Abdur Rahim, J.
1. This second appeal raises the question whether a judgment-debtor from whom the assignee of a money decree has realized the decretal amount in execution is entitled to recover it back from him when the decree is afterwards reversed in appeal, if the assignee of the original decree was not brought on record in the appeal. I may mention that it is not necessary to consider th.: question whether the plaintiff could and should have sought his remedy for restitution by an application made to the court which executed the decree, for he did make such application and it was on the objection of the defendant that he was driven to institute the present suit and the defendant cannot now be heard to say that the procedure to which he himself successfully objected was the proper procedure.
2. Upon the merits what is urged in support of the judgment of the Subordinate Judge who has decided against the plaintiff's claim is that he not having impleaded the present defendant who had obtained an assignment of the decree of the first court as a respondent in the appeal against the decree, the decree of the appellate court cannot bind him because it might be that the decision of the appellate court was the result of collusion between the present appellant and the original decree-holder, the assignor of the defendant. Now no such fraud was ever pleaded and it is possible that if it was pleaded and proved that would be a sufficient answer to the suit. But in the absence of fraud it is difficult to see why the decree of the appellate court should not bind a person who has chosen to obtain an assignment of the decree of the first court. It is not contended that a judgment-debtor wishing to appeal against the decree is bound to make the assignee of the decree a party to his appeal though it might be open to him to apply for an order to that effect. The judgment-debtor's right of appeal is in no way affected by any intermediate assignment of the first court's decree. The assignee himself might apply to be brought on record in the appeal and if he chose to leave the conduct of the appeal to the decree-holder it does not stand to reason that it should be open to him to question the decree that may be passed by the appellate tribunal. It is the decree of the latter court that is the final decree in the case being in substitution of the original decree and the doctrine of Its pendens clearly applies to an intermediate assignment of the original decree. The fact that the assignment was made before the appeal was filed cannot make any difference in this respect; (See Settappa Gounden v. Muthiah Gounden I LR (1908) M. 268, nor for reasons already stated, the fact that the judgment-debtor had knowledge of the assignment before he lodged his appeal.
3. On behalf of the respondent much reliance is placed on Lalta Prasad v. Sadiq Hussain I.L.R. (1902) A 288 which is certainly a decision directly in favor.
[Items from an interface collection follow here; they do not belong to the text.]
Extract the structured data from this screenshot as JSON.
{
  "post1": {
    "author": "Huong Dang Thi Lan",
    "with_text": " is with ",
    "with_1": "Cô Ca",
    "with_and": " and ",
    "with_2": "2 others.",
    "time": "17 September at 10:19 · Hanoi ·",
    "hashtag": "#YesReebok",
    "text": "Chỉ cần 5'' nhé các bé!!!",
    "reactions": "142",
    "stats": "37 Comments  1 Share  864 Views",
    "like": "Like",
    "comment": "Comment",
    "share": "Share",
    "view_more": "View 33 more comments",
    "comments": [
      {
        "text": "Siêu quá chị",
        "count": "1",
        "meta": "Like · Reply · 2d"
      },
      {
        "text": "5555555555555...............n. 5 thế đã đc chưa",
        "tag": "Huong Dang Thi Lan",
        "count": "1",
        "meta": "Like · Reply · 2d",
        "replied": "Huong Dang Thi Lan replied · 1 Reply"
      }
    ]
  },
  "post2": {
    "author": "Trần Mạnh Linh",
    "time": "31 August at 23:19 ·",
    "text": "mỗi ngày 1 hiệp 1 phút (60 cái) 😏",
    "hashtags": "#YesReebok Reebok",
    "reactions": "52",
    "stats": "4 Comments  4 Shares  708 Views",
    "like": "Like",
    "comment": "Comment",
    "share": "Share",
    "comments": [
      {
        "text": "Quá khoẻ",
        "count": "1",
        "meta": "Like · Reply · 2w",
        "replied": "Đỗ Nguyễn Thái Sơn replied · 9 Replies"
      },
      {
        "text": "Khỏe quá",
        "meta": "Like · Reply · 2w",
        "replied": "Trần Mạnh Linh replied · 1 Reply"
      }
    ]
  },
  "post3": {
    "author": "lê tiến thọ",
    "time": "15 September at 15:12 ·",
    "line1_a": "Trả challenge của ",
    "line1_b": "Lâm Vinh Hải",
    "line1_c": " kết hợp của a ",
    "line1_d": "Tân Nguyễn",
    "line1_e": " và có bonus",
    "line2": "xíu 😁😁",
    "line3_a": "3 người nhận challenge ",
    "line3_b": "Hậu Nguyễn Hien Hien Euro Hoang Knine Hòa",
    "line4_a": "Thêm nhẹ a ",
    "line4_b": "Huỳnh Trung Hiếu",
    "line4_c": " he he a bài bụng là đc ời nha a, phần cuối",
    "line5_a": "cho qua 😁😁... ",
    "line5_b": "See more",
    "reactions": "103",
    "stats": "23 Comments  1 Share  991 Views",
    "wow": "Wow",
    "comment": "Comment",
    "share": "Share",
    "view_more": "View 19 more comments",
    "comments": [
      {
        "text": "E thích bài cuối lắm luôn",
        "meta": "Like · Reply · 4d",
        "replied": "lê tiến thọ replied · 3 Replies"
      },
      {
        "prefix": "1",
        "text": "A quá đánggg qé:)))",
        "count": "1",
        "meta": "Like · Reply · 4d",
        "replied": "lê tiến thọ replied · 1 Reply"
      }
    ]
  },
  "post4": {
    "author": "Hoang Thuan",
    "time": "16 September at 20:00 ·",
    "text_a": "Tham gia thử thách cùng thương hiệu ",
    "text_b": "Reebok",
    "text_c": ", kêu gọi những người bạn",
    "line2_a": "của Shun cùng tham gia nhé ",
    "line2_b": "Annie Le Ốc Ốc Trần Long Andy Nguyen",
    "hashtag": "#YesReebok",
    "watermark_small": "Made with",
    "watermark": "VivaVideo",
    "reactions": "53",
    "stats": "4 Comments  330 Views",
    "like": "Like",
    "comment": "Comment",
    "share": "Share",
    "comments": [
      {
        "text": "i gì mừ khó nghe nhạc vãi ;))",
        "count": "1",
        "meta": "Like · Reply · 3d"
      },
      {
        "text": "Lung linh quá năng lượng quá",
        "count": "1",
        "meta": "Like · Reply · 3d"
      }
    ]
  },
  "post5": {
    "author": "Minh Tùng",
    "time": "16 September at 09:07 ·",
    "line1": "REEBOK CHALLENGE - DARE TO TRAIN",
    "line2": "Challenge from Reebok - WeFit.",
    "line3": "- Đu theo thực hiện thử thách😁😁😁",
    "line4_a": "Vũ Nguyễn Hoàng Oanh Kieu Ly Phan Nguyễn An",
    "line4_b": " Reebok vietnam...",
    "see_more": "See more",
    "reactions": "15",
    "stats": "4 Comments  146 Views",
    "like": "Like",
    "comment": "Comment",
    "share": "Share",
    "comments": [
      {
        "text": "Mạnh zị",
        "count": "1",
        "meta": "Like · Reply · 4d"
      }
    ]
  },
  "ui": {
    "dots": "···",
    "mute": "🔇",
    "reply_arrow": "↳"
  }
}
On the other hand the appellant cites in support of his contention the authority of Tangi Joghi v. Hall I.L.R. (1899) M. 203. With all respect to the learned judges who decided the former case we are unable to accept their view of the law. The main reasoning on which that ruling is based seems to be that because in case the judgment-creditor himself had executed the decree of the first court and made over the money realized to a third person, the judgment-debtor who succeeded in appeal could not follow the money in the hands of the third person it must be held that where the assignee of the decree himself realized the decree in execution the judgment-debtor would have no cause of action against him, when the original decree is reversed in appeal. In my opinion the two casts are not based on the same legal considerations. Money is not ear-marked property and therefore in the first case there is no principle of law according to which it can be followed in the hands of a third person. But the other case is quite different. Here one person by a compulsory process of court obtains money from another and it is afterwards declared by a superior tribunal that the original process was justified. It seems to me that money so obtained under an invalid process of court must be treated as money had and received to the use of the person from whom it was received. That is the principle on which the doctrine of restitution which underlies Section 583 of the Civil Procedure Code of 1.882 rests. The decision in Tangi Joghi v. Hall I.L.R. (1899) M. 203 in my opinion supports the distinction which we have drawn between a case where the act complained of and in respect of which restitution is sought was done by the agency of the court and a case where such act was independent of any process of court. There is no doubt that the property of which restitution was sought in the Madras case was immoveable property but the principle of the decision is to my mind, equally applicable in a case like the present. That principle is well expressed in the observations of an American Court cited by the learned Judges in Doniisami Aiyar v. Annasand Aiyar I.L.R. (1899) M. 306. 'But the cases have no application where the party seeking to be restored to possession has been wrongfully dispossessed by the agency of the court. He does not stand in the position of the actor in a suit who seeks the aid of a court to regain any possession lost by his own negligence or misfortune. On the contrary he is out of possession only because the court has wrongfully made room for him to get in...'. The plaintiff in my opinion is entitled to restitution. The decree of the Lower Court must therefore be reversed and that of the District Munsif restored with costs in this Court and in the Lower Appellate Court.
Sadasiva Alyar, J.
4. I concur with my learned brother and I cannot usefully add anything to what he has said.